Dorothy May 25, 2020 - 1:34 am

I was just wondering if horseradish root could be fermented safely and if so what percentage of salt is needed.

Kaitlynn Fenley May 25, 2020 - 12:19 pm

It should ferment okay. I’d use 3% salt.

Marcy Grote May 25, 2020 - 5:10 pm

I’m really trying to move towards this way of eating. I am reading Will’s book. I wish it had the fermented veggies incorporated into his program. I feel they are more powerful than just regular veggies.

Kaitlynn Fenley May 26, 2020 - 4:20 pm

Be on the lookout for our launch of our Cultured Guru School of Fermentation. We’ll be teaching a comprehensive course in January 2021 on fermentation. We’ll cover everything from sauerkraut, kimchi, miso, sourdough and yogurt to kombucha, water kefir, ginger bugs, and many other fermented foods. If you are signed up for our newsletter, you’ll be the first to know when registration for the class is available.

Giselle Hugh January 13, 2021 - 10:34 pm

Thank you for your informative and interesting post Kaitlynn. I learn a lot every time I read one of your posts…. thank you ! I am sending this to my children to educate them further about a healthy lifestyle choices and looking after their gut microbiome ! Thank you 🙏

Chris Byers April 1, 2021 - 11:48 am
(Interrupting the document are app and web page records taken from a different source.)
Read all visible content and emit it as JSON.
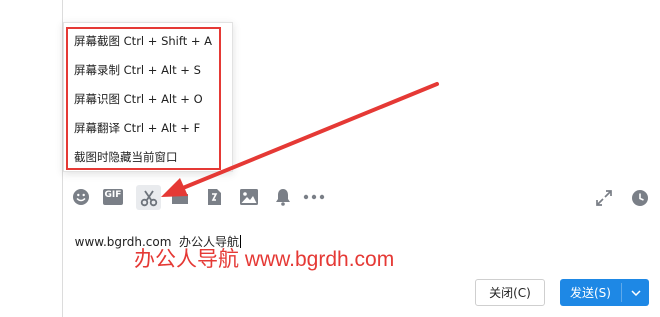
{
  "menu": {
    "items": [
      {
        "label": "屏幕截图 Ctrl + Shift + A"
      },
      {
        "label": "屏幕录制 Ctrl + Alt + S"
      },
      {
        "label": "屏幕识图 Ctrl + Alt + O"
      },
      {
        "label": "屏幕翻译 Ctrl + Alt + F"
      },
      {
        "label": "截图时隐藏当前窗口"
      }
    ]
  },
  "toolbar": {
    "icons": [
      "emoji-icon",
      "gif-icon",
      "scissors-icon",
      "folder-icon",
      "file-icon",
      "image-icon",
      "bell-icon",
      "more-icon",
      "expand-icon",
      "history-icon"
    ],
    "gif_label": "GIF"
  },
  "message": {
    "text": "www.bgrdh.com  办公人导航"
  },
  "watermark": {
    "text": "办公人导航 www.bgrdh.com"
  },
  "buttons": {
    "close_label": "关闭(C)",
    "send_label": "发送(S)"
  },
  "colors": {
    "highlight": "#e53935",
    "send_button": "#1e88e5",
    "icon": "#7a7f87"
  }
}
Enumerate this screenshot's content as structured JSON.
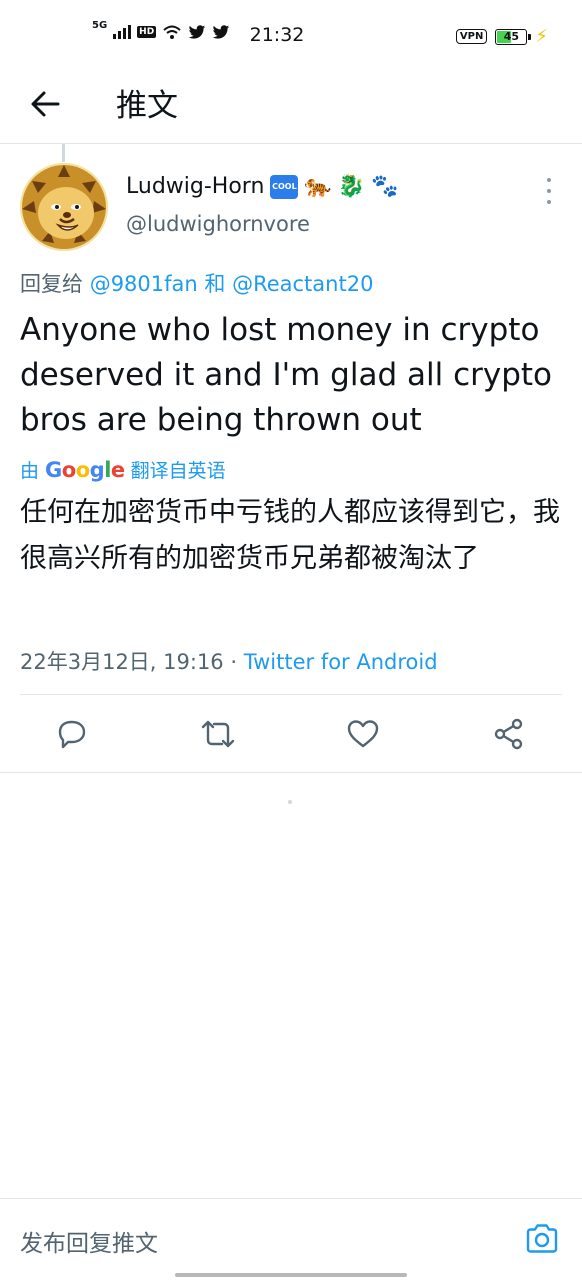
{
  "status_bar": {
    "network": "5G",
    "hd": "HD",
    "time": "21:32",
    "vpn": "VPN",
    "battery": "45"
  },
  "header": {
    "title": "推文"
  },
  "tweet": {
    "display_name": "Ludwig-Horn",
    "badge_text": "COOL",
    "name_emojis": [
      "🐅",
      "🐉",
      "🐾"
    ],
    "handle": "@ludwighornvore",
    "reply_prefix": "回复给",
    "reply_user1": "@9801fan",
    "reply_and": "和",
    "reply_user2": "@Reactant20",
    "text": "Anyone who lost money in crypto deserved it and I'm glad all crypto bros are being thrown out",
    "translate_by": "由",
    "translate_brand": "Google",
    "translate_label": "翻译自英语",
    "translated_text": "任何在加密货币中亏钱的人都应该得到它，我很高兴所有的加密货币兄弟都被淘汰了",
    "timestamp": "22年3月12日, 19:16",
    "separator": "·",
    "source": "Twitter for Android"
  },
  "compose": {
    "placeholder": "发布回复推文"
  },
  "colors": {
    "accent": "#1d9bf0",
    "text": "#0f1419",
    "secondary": "#536471"
  },
  "icons": {
    "back": "arrow-left-icon",
    "more": "more-vertical-icon",
    "reply": "reply-icon",
    "retweet": "retweet-icon",
    "like": "heart-icon",
    "share": "share-icon",
    "camera": "camera-icon"
  }
}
this is very informative and intersting, thanks 🙂

Kaitlynn Fenley April 1, 2021 - 4:45 pm

you’re welcome!